(MATERIAL PROVIDED begins)

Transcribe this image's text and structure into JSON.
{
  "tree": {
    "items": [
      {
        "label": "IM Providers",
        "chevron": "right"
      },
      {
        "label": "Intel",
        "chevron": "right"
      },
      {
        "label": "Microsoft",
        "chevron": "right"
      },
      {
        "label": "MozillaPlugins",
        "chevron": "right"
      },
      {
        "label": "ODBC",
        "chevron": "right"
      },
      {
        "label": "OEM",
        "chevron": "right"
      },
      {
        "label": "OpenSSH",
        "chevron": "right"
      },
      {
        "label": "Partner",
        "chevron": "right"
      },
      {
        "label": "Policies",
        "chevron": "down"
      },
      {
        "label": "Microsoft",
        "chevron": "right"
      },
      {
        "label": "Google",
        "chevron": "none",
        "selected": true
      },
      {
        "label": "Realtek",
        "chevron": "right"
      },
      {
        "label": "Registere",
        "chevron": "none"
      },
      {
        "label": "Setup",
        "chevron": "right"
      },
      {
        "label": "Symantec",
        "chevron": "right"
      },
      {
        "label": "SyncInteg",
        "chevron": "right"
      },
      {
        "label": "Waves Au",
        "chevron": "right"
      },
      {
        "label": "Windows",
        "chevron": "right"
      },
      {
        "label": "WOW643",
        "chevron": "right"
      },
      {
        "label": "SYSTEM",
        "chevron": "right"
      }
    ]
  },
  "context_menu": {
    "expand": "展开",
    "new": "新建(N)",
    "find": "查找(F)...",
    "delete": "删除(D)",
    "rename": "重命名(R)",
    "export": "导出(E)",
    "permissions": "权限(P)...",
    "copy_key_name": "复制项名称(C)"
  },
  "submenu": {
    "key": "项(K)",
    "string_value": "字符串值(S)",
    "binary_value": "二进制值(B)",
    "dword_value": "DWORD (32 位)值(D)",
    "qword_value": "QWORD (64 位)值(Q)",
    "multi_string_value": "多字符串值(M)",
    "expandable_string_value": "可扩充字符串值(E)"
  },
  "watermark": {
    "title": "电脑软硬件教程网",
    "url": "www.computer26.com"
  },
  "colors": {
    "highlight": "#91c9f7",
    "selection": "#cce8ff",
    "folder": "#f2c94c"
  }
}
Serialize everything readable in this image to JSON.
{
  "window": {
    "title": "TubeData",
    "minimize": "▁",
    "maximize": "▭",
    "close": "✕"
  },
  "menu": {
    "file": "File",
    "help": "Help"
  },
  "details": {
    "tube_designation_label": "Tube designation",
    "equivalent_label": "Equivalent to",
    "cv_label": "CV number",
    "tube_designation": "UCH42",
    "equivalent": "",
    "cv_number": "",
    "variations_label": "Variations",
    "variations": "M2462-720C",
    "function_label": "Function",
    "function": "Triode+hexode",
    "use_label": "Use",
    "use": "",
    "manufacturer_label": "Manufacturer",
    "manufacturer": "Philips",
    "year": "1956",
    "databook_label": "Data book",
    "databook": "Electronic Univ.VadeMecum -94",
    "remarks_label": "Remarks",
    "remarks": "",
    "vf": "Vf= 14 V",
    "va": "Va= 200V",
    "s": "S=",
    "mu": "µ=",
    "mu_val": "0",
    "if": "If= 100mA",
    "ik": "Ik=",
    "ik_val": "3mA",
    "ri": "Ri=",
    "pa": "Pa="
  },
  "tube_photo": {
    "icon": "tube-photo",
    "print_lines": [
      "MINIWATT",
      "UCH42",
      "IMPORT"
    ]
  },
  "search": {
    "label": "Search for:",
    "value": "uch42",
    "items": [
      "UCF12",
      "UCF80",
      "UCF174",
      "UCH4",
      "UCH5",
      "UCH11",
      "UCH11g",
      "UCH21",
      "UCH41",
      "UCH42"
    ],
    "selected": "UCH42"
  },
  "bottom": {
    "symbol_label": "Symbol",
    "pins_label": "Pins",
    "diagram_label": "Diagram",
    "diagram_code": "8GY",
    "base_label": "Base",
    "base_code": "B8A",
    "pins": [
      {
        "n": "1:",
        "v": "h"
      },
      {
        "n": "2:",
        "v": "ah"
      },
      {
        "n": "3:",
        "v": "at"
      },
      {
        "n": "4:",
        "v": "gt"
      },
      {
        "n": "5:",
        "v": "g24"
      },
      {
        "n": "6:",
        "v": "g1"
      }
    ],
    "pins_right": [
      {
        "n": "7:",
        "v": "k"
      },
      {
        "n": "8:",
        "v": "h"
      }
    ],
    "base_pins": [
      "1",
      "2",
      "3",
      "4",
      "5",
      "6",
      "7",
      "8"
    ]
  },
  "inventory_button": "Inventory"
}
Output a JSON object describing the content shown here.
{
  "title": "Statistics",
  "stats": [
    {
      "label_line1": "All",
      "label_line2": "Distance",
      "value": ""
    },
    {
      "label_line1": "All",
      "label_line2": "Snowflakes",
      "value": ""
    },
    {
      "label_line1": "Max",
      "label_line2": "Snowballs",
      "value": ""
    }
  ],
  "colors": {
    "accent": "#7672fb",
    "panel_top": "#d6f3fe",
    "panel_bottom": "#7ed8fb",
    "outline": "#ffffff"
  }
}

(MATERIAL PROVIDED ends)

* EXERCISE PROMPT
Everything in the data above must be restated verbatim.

* RESPONSE BOX
Transcribe this image's text and structure into JSON.
{
  "tree": {
    "items": [
      {
        "label": "IM Providers",
        "chevron": "right"
      },
      {
        "label": "Intel",
        "chevron": "right"
      },
      {
        "label": "Microsoft",
        "chevron": "right"
      },
      {
        "label": "MozillaPlugins",
        "chevron": "right"
      },
      {
        "label": "ODBC",
        "chevron": "right"
      },
      {
        "label": "OEM",
        "chevron": "right"
      },
      {
        "label": "OpenSSH",
        "chevron": "right"
      },
      {
        "label": "Partner",
        "chevron": "right"
      },
      {
        "label": "Policies",
        "chevron": "down"
      },
      {
        "label": "Microsoft",
        "chevron": "right"
      },
      {
        "label": "Google",
        "chevron": "none",
        "selected": true
      },
      {
        "label": "Realtek",
        "chevron": "right"
      },
      {
        "label": "Registere",
        "chevron": "none"
      },
      {
        "label": "Setup",
        "chevron": "right"
      },
      {
        "label": "Symantec",
        "chevron": "right"
      },
      {
        "label": "SyncInteg",
        "chevron": "right"
      },
      {
        "label": "Waves Au",
        "chevron": "right"
      },
      {
        "label": "Windows",
        "chevron": "right"
      },
      {
        "label": "WOW643",
        "chevron": "right"
      },
      {
        "label": "SYSTEM",
        "chevron": "right"
      }
    ]
  },
  "context_menu": {
    "expand": "展开",
    "new": "新建(N)",
    "find": "查找(F)...",
    "delete": "删除(D)",
    "rename": "重命名(R)",
    "export": "导出(E)",
    "permissions": "权限(P)...",
    "copy_key_name": "复制项名称(C)"
  },
  "submenu": {
    "key": "项(K)",
    "string_value": "字符串值(S)",
    "binary_value": "二进制值(B)",
    "dword_value": "DWORD (32 位)值(D)",
    "qword_value": "QWORD (64 位)值(Q)",
    "multi_string_value": "多字符串值(M)",
    "expandable_string_value": "可扩充字符串值(E)"
  },
  "watermark": {
    "title": "电脑软硬件教程网",
    "url": "www.computer26.com"
  },
  "colors": {
    "highlight": "#91c9f7",
    "selection": "#cce8ff",
    "folder": "#f2c94c"
  }
}
Serialize everything readable in this image to JSON.
{
  "window": {
    "title": "TubeData",
    "minimize": "▁",
    "maximize": "▭",
    "close": "✕"
  },
  "menu": {
    "file": "File",
    "help": "Help"
  },
  "details": {
    "tube_designation_label": "Tube designation",
    "equivalent_label": "Equivalent to",
    "cv_label": "CV number",
    "tube_designation": "UCH42",
    "equivalent": "",
    "cv_number": "",
    "variations_label": "Variations",
    "variations": "M2462-720C",
    "function_label": "Function",
    "function": "Triode+hexode",
    "use_label": "Use",
    "use": "",
    "manufacturer_label": "Manufacturer",
    "manufacturer": "Philips",
    "year": "1956",
    "databook_label": "Data book",
    "databook": "Electronic Univ.VadeMecum -94",
    "remarks_label": "Remarks",
    "remarks": "",
    "vf": "Vf= 14 V",
    "va": "Va= 200V",
    "s": "S=",
    "mu": "µ=",
    "mu_val": "0",
    "if": "If= 100mA",
    "ik": "Ik=",
    "ik_val": "3mA",
    "ri": "Ri=",
    "pa": "Pa="
  },
  "tube_photo": {
    "icon": "tube-photo",
    "print_lines": [
      "MINIWATT",
      "UCH42",
      "IMPORT"
    ]
  },
  "search": {
    "label": "Search for:",
    "value": "uch42",
    "items": [
      "UCF12",
      "UCF80",
      "UCF174",
      "UCH4",
      "UCH5",
      "UCH11",
      "UCH11g",
      "UCH21",
      "UCH41",
      "UCH42"
    ],
    "selected": "UCH42"
  },
  "bottom": {
    "symbol_label": "Symbol",
    "pins_label": "Pins",
    "diagram_label": "Diagram",
    "diagram_code": "8GY",
    "base_label": "Base",
    "base_code": "B8A",
    "pins": [
      {
        "n": "1:",
        "v": "h"
      },
      {
        "n": "2:",
        "v": "ah"
      },
      {
        "n": "3:",
        "v": "at"
      },
      {
        "n": "4:",
        "v": "gt"
      },
      {
        "n": "5:",
        "v": "g24"
      },
      {
        "n": "6:",
        "v": "g1"
      }
    ],
    "pins_right": [
      {
        "n": "7:",
        "v": "k"
      },
      {
        "n": "8:",
        "v": "h"
      }
    ],
    "base_pins": [
      "1",
      "2",
      "3",
      "4",
      "5",
      "6",
      "7",
      "8"
    ]
  },
  "inventory_button": "Inventory"
}
Output a JSON object describing the content shown here.
{
  "title": "Statistics",
  "stats": [
    {
      "label_line1": "All",
      "label_line2": "Distance",
      "value": ""
    },
    {
      "label_line1": "All",
      "label_line2": "Snowflakes",
      "value": ""
    },
    {
      "label_line1": "Max",
      "label_line2": "Snowballs",
      "value": ""
    }
  ],
  "colors": {
    "accent": "#7672fb",
    "panel_top": "#d6f3fe",
    "panel_bottom": "#7ed8fb",
    "outline": "#ffffff"
  }
}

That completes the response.